Kestrels, lapwings and the circle of life
We always say on Springwatch that nature writes the script but none of us imagined that the two of our families' paths might cross in such a dramatic fashion.
Before signing off last Thursday we were treated to the sight of four lapwing chicks and the possibility of seeing some kestrel chicks this week. When we left them, the lapwing family was doing well. The chicks had been ringed and the mother was working hard to protect them.
Our lapwing having a peck around.
Five hundred metres away, members of the Springwatch team inspected a kestrel nest box that they'd put up last year. To everyone's delight, it revealed two healthy chicks whose parents were so attentive they were bringing more food than their young could possibly eat all at once. Refusing to waste their catch, the female simply store the food outside the box for later - a common practice for many birds of prey.

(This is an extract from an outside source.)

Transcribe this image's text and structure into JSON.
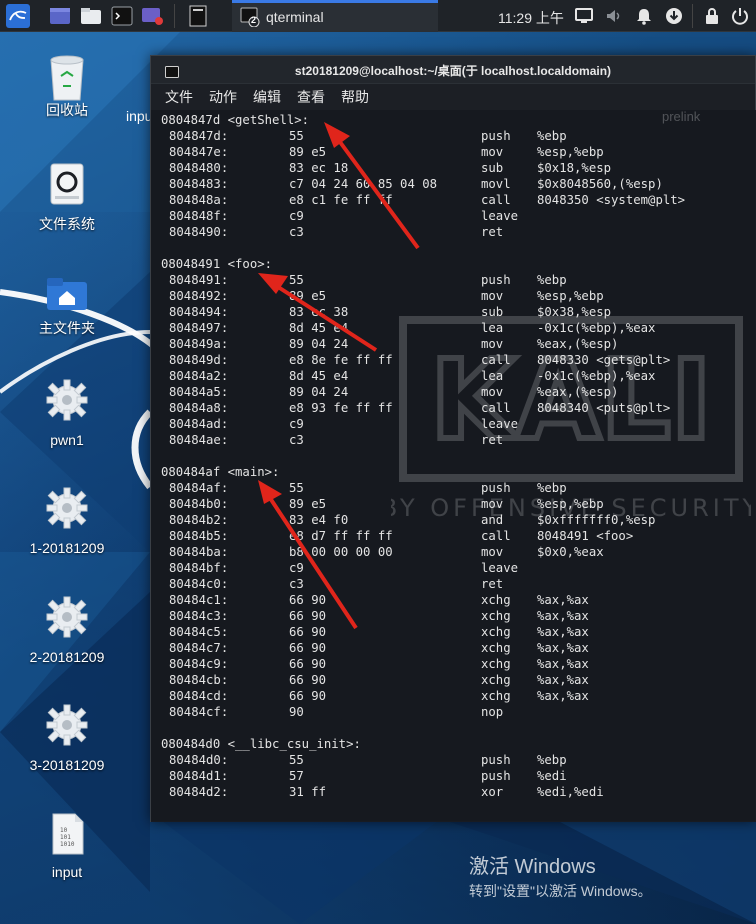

On Friday night, there was action in the wader scrape and a kestrel was spotted eating something which seemed to be a chick. We didn't catch the kill on camera, only a long shot of the kestrel picking at its kill.
On Saturday morning we counted the lapwing chicks and could only find three of the four. But anything could have happened...
On Sunday morning all became clear. The cameras on the kestrels' box revealed three new chicks (bringing the total kestrel brood to five) and one of the adults was seen bringing in a lapwing chick. But how could we possibly know that a lapwing chick that had been killed 36 hours before was one of ours?
If you look closely at the poor chick's leg you'll see a small metal ring that we put there last week. Yes, that poor chick was part of the spare food that the female kestrel stored outside the nestbox when she had only 2 chicks. When there were five chicks to feed she went back to the larder.
Sad though this is, it is simply the circle of life.